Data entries
----------
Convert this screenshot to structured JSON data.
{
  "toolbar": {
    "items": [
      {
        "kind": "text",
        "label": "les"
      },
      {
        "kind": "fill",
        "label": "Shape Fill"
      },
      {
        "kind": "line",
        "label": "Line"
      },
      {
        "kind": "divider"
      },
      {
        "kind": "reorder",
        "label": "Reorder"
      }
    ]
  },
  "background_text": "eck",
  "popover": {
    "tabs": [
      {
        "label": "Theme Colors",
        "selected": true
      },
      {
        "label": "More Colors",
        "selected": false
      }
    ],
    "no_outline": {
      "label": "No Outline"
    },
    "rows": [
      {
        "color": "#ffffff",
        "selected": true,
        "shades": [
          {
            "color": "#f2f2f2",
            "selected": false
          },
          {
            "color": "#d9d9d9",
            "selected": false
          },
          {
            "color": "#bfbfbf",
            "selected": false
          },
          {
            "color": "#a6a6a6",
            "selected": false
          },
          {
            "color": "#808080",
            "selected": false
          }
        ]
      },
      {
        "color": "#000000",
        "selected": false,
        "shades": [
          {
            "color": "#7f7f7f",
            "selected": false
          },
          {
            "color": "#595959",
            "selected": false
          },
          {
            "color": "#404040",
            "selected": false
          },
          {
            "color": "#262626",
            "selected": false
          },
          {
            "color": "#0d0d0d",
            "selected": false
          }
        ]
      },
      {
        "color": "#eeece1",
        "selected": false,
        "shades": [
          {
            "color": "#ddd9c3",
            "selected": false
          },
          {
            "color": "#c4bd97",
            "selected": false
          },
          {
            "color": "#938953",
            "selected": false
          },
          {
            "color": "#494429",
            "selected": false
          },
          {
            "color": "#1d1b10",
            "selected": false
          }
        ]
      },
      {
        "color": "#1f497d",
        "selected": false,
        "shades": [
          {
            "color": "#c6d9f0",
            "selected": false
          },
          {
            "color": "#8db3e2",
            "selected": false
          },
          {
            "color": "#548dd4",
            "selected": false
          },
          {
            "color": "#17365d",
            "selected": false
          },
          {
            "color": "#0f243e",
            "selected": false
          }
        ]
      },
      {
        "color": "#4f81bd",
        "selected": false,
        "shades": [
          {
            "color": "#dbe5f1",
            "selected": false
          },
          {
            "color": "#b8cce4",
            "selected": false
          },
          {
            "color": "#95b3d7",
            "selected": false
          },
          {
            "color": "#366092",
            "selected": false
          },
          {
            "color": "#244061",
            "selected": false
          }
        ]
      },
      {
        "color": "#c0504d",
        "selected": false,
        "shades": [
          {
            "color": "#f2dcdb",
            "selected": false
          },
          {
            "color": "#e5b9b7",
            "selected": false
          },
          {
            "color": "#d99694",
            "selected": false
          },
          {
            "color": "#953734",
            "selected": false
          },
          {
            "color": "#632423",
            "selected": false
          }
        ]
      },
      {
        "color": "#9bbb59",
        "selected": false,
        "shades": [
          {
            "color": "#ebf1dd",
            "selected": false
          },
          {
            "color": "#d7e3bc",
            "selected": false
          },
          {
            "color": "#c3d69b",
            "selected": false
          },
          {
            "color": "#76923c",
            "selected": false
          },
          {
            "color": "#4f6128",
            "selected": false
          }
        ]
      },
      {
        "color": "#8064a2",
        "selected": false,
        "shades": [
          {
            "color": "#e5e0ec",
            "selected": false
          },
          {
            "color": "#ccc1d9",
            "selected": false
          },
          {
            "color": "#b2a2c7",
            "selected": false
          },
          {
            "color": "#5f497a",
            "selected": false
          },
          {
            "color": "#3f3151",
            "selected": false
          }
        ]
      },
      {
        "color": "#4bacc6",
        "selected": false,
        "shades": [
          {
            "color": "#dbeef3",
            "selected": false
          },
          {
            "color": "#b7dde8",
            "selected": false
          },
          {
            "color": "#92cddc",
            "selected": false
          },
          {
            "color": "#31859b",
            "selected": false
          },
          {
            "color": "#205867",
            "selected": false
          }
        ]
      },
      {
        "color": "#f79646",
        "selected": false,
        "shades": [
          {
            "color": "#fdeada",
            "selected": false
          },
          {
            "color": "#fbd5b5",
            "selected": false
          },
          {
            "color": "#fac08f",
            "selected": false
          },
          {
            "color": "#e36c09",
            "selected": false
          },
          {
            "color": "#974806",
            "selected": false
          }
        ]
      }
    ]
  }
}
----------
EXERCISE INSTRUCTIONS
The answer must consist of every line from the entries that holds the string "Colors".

EXERCISE OUTPUT
        "label": "Theme Colors",
        "label": "More Colors",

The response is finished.